**Work item**
Because only the text is wanted, repeat the records below exactly and omit the pictures.

(Website and app data records)

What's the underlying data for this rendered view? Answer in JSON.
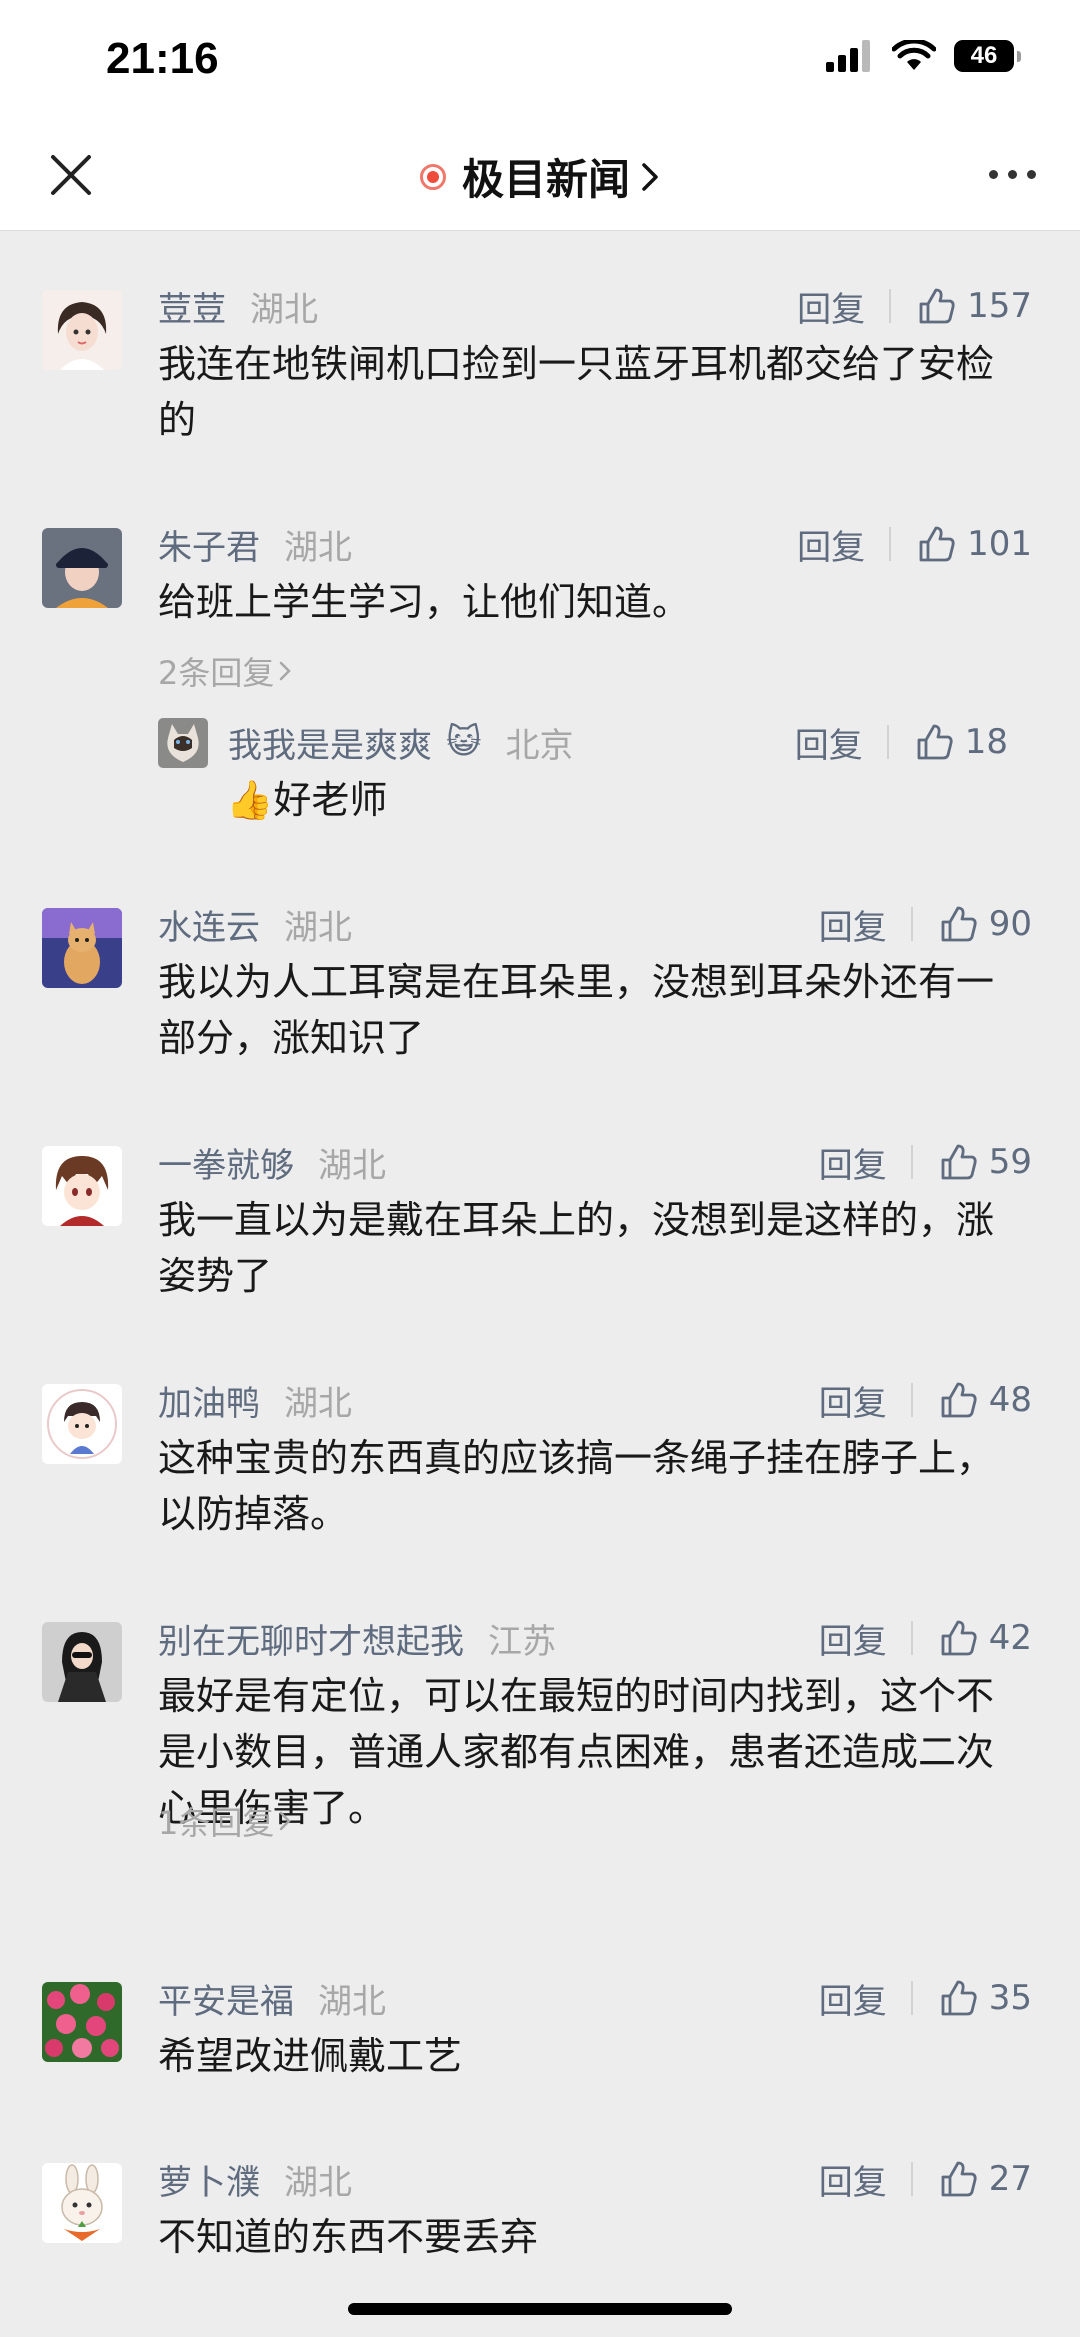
{
  "status": {
    "time": "21:16",
    "battery": "46"
  },
  "nav": {
    "title": "极目新闻"
  },
  "comments": [
    {
      "name": "荳荳",
      "region": "湖北",
      "reply": "回复",
      "likes": "157",
      "text": "我连在地铁闸机口捡到一只蓝牙耳机都交给了安检的",
      "avatar": "avatar-girl"
    },
    {
      "name": "朱子君",
      "region": "湖北",
      "reply": "回复",
      "likes": "101",
      "text": "给班上学生学习，让他们知道。",
      "more": "2条回复",
      "avatar": "avatar-cap",
      "sub": {
        "name": "我我是是爽爽",
        "emoji": "😺",
        "region": "北京",
        "reply": "回复",
        "likes": "18",
        "text": "好老师",
        "emoji_text": "👍"
      }
    },
    {
      "name": "水连云",
      "region": "湖北",
      "reply": "回复",
      "likes": "90",
      "text": "我以为人工耳窝是在耳朵里，没想到耳朵外还有一部分，涨知识了",
      "avatar": "avatar-cat"
    },
    {
      "name": "一拳就够",
      "region": "湖北",
      "reply": "回复",
      "likes": "59",
      "text": "我一直以为是戴在耳朵上的，没想到是这样的，涨姿势了",
      "avatar": "avatar-anime"
    },
    {
      "name": "加油鸭",
      "region": "湖北",
      "reply": "回复",
      "likes": "48",
      "text": "这种宝贵的东西真的应该搞一条绳子挂在脖子上，以防掉落。",
      "avatar": "avatar-cartoon"
    },
    {
      "name": "别在无聊时才想起我",
      "region": "江苏",
      "reply": "回复",
      "likes": "42",
      "text": "最好是有定位，可以在最短的时间内找到，这个不是小数目，普通人家都有点困难，患者还造成二次心里伤害了。",
      "more": "1条回复",
      "avatar": "avatar-photo"
    },
    {
      "name": "平安是福",
      "region": "湖北",
      "reply": "回复",
      "likes": "35",
      "text": "希望改进佩戴工艺",
      "avatar": "avatar-flowers"
    },
    {
      "name": "萝卜濮",
      "region": "湖北",
      "reply": "回复",
      "likes": "27",
      "text": "不知道的东西不要丢弃",
      "avatar": "avatar-rabbit"
    }
  ],
  "colors": {
    "name": "#5f6b7e",
    "region": "#a7a7a7",
    "text": "#191919",
    "background": "#ededed"
  }
}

**Answer to this task**
What's the underlying data for this rendered view? Answer in JSON.
{
  "status": {
    "time": "21:16",
    "battery": "46"
  },
  "nav": {
    "title": "极目新闻"
  },
  "comments": [
    {
      "name": "荳荳",
      "region": "湖北",
      "reply": "回复",
      "likes": "157",
      "text": "我连在地铁闸机口捡到一只蓝牙耳机都交给了安检的",
      "avatar": "avatar-girl"
    },
    {
      "name": "朱子君",
      "region": "湖北",
      "reply": "回复",
      "likes": "101",
      "text": "给班上学生学习，让他们知道。",
      "more": "2条回复",
      "avatar": "avatar-cap",
      "sub": {
        "name": "我我是是爽爽",
        "emoji": "😺",
        "region": "北京",
        "reply": "回复",
        "likes": "18",
        "text": "好老师",
        "emoji_text": "👍"
      }
    },
    {
      "name": "水连云",
      "region": "湖北",
      "reply": "回复",
      "likes": "90",
      "text": "我以为人工耳窝是在耳朵里，没想到耳朵外还有一部分，涨知识了",
      "avatar": "avatar-cat"
    },
    {
      "name": "一拳就够",
      "region": "湖北",
      "reply": "回复",
      "likes": "59",
      "text": "我一直以为是戴在耳朵上的，没想到是这样的，涨姿势了",
      "avatar": "avatar-anime"
    },
    {
      "name": "加油鸭",
      "region": "湖北",
      "reply": "回复",
      "likes": "48",
      "text": "这种宝贵的东西真的应该搞一条绳子挂在脖子上，以防掉落。",
      "avatar": "avatar-cartoon"
    },
    {
      "name": "别在无聊时才想起我",
      "region": "江苏",
      "reply": "回复",
      "likes": "42",
      "text": "最好是有定位，可以在最短的时间内找到，这个不是小数目，普通人家都有点困难，患者还造成二次心里伤害了。",
      "more": "1条回复",
      "avatar": "avatar-photo"
    },
    {
      "name": "平安是福",
      "region": "湖北",
      "reply": "回复",
      "likes": "35",
      "text": "希望改进佩戴工艺",
      "avatar": "avatar-flowers"
    },
    {
      "name": "萝卜濮",
      "region": "湖北",
      "reply": "回复",
      "likes": "27",
      "text": "不知道的东西不要丢弃",
      "avatar": "avatar-rabbit"
    }
  ],
  "colors": {
    "name": "#5f6b7e",
    "region": "#a7a7a7",
    "text": "#191919",
    "background": "#ededed"
  }
}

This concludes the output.